YOUR TASK:
Find the word "label" in the records below. List each line containing it.

*** STUDY MATERIAL Section Begins ***

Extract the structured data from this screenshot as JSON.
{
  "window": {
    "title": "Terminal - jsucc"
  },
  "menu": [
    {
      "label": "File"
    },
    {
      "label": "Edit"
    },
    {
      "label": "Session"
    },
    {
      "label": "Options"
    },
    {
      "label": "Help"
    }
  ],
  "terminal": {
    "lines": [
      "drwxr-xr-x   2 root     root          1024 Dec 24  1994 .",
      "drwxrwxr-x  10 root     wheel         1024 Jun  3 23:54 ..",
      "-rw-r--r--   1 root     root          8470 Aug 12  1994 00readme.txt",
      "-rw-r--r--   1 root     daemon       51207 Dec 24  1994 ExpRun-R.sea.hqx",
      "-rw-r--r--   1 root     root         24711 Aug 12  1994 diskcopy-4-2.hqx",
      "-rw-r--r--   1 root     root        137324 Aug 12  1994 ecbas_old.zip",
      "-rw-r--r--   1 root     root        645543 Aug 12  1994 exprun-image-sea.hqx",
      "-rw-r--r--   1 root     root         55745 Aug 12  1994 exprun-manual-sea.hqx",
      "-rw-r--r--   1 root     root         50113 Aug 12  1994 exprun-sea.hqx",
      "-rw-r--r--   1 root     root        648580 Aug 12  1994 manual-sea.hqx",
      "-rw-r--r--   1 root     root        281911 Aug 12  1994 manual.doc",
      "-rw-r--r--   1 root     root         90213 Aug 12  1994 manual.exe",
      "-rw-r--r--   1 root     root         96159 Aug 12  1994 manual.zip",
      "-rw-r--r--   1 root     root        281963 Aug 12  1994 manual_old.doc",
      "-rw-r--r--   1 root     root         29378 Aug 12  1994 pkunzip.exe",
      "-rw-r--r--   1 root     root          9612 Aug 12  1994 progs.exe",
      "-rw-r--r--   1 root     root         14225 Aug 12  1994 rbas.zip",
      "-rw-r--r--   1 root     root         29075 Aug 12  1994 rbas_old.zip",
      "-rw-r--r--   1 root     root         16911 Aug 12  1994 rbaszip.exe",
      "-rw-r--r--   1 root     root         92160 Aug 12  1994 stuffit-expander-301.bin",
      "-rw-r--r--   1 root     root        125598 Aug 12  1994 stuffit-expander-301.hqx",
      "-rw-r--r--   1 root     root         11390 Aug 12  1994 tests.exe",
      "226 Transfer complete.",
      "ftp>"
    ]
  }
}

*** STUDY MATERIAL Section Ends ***

EXERCISE RESULT:
      "label": "File"
      "label": "Edit"
      "label": "Session"
      "label": "Options"
      "label": "Help"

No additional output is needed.